Who will win? This back-and-forth race has in Ernst's favor.
Who's running? Republican Congressman Cory Gardner is challenging first-term incumbent Democratic Sen. Mark Udall.
What are the major differences between the candidates? Udall has relied heavily on two issues in this campaign: women and the environment. He has repeatedly attacked Gardner for supporting anti-abortion "personhood" laws during his time as a state representative. Gardner says he regrets those votes, but only because they would have blocked access to birth control. Udall's environmental credentials are strong, though he has waffled on his opposition to fracking. Gardner has pushed for less stringent regulations on energy companies.
Udall was elected along with Obama in 2008. He has strong political ties out West and in Washington, where his cousin, Tom, is the senior senator from New Mexico.

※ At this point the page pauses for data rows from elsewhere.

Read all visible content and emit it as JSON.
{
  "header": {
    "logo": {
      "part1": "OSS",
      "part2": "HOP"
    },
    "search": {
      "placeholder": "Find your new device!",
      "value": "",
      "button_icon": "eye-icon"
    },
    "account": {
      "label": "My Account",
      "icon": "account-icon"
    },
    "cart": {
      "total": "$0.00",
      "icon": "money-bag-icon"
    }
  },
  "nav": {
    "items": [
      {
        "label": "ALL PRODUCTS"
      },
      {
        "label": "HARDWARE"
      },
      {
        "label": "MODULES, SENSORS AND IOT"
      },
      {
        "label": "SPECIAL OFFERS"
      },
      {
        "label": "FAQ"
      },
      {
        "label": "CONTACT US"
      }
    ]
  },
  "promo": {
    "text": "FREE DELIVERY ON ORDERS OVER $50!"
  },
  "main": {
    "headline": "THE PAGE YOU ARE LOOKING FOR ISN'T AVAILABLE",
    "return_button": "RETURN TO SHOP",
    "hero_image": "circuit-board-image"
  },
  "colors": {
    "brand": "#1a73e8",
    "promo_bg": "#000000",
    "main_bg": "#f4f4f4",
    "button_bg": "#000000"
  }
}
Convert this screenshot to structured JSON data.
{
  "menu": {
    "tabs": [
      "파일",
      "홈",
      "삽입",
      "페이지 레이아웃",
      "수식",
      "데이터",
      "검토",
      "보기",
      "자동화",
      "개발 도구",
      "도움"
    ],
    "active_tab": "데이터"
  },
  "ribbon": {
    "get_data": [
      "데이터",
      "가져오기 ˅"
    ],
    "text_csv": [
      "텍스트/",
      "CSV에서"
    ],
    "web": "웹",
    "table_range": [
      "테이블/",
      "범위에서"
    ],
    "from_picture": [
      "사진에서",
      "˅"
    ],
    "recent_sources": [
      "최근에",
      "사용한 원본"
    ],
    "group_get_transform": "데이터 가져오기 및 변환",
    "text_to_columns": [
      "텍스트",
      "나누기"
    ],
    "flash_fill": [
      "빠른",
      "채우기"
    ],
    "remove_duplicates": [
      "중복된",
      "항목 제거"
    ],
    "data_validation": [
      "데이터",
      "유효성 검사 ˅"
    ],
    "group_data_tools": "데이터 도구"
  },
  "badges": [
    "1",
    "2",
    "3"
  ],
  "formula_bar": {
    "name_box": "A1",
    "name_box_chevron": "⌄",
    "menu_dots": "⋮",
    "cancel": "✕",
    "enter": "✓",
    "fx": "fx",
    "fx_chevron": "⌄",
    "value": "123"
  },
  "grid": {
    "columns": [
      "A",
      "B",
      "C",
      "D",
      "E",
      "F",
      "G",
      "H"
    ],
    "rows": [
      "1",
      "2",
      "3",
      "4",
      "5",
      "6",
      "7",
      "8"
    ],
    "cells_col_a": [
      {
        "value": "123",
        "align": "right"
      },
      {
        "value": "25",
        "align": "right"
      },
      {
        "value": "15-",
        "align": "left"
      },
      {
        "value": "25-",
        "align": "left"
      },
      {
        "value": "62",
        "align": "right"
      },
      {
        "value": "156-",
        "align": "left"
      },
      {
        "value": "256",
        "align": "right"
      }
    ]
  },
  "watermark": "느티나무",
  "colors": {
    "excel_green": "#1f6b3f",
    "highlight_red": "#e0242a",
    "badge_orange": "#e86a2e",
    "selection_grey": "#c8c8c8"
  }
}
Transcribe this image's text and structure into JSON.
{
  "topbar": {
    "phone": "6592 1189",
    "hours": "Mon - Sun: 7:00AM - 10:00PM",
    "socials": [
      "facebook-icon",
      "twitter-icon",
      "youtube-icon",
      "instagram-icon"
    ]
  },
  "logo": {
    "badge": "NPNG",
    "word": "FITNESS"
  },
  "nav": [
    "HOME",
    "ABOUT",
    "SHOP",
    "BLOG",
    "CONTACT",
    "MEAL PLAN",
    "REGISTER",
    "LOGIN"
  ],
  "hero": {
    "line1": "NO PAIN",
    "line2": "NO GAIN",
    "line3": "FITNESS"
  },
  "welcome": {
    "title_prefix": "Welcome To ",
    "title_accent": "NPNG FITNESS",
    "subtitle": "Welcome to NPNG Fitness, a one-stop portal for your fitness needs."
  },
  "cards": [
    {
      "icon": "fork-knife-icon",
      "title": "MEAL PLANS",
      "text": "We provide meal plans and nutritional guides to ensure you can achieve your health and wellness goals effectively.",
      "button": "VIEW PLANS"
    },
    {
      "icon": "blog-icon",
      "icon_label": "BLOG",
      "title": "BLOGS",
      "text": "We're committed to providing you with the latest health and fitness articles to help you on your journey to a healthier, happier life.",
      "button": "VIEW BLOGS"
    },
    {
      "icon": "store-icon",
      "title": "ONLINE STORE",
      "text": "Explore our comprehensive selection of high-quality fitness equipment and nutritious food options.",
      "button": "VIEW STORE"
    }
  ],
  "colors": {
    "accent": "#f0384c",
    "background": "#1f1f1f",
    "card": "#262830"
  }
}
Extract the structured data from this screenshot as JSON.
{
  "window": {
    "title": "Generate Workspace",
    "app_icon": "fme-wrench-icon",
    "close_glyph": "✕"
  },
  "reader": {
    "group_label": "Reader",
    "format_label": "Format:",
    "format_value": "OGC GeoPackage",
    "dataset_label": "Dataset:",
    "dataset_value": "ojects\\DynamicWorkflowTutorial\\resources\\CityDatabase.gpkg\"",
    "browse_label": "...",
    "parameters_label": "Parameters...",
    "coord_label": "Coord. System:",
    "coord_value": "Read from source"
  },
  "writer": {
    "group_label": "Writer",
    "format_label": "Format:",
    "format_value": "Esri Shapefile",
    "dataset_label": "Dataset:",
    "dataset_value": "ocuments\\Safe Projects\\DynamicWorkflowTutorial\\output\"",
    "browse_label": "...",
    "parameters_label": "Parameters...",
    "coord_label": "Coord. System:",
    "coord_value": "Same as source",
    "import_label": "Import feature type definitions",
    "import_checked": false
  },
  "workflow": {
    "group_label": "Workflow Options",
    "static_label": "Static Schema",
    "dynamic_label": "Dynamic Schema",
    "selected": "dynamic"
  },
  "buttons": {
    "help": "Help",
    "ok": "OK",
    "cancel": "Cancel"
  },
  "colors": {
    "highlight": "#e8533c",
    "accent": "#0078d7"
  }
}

Gardner was elected to Congress as part of the 2010 "tea party takeover."
Who will win? Udall has blown a big lead and now trails in most polls. The projection suggests Gardner will unseat the incumbent, a big win for Republicans trying to gain control of the Senate.
Who's running? Democrat Michelle Nunn and Republican David Perdue are vying for the seat left behind by retiring Republican Sen. Saxby Chambliss.
What are the major differences between the candidates? Nunn's campaign got its biggest boost when Perdue told reporters he was "proud" of the job outsourcing carried out by private companies he had run.
Perdue has mostly pegged his pitch to a promise to help "repeal and replace Obamacare." He says a vote for Nunn, the daughter of former Democratic Sen. Sam Nunn, is like a vote for Obama.
Important note: Nunn says she will back construction of the Keystone XL pipeline, which would deliver tar sands from Canada to the U.S. Gulf Coast for refinement into oil. Environmentalists and most fellow Democrats strongly oppose its construction, so Nunn is using her support as evidence that voters in this mostly red state can trust her to work with Republicans. (Perdue backs the plan, too, but so does almost everyone in the GOP.)
Who will win? This one looks like it's going to Perdue.
Who's running? Incumbent Democratic Sen. Jeanne Shaheen is being challenged by former Massachusetts Sen. Scott Brown, a Republican.
What are the major differences between the candidates? Like so many other Republican candidates this year, Brown has tried to make this race about Obama. He repeatedly states that Shaheen has voted with the president "99% of the time." As the New York Times reported, he recently said she had done so "over 100% of the time," which would be quite a feat.
Brown also suggested in an ad that IS militants from the Middle East were trying to cross into the U.S. via unsecured borders. Shaheen supports comprehensive immigration reform, which is why Brown attacked her on border security.
Both candidates have said they oppose legalizing marijuana.
Brown relocated to New Hampshire after losing his seat to Democrat Elizabeth Warren in the 2012 election. Shaheen is a fixture in state politics. She was the first woman elected governor of New Hampshire, serving three two-year terms from 1997-2003.
Who will win? Shaheen has rarely, if ever, trailed in the polls. She is primed to win re-election.
The 2014 midterm election cycle ends Tuesday night (except maybe in Georgia and Louisiana), but the country will feel its effects for years to come. The party that controls the Senate controls a big part of the debate in Washington and, eventually, across the country as the next presidential campaign begins.
If you want to understand why the polls are shifting and what the results will mean in 2015 and beyond, learn as much as you can about these seven races.
This post has been updated.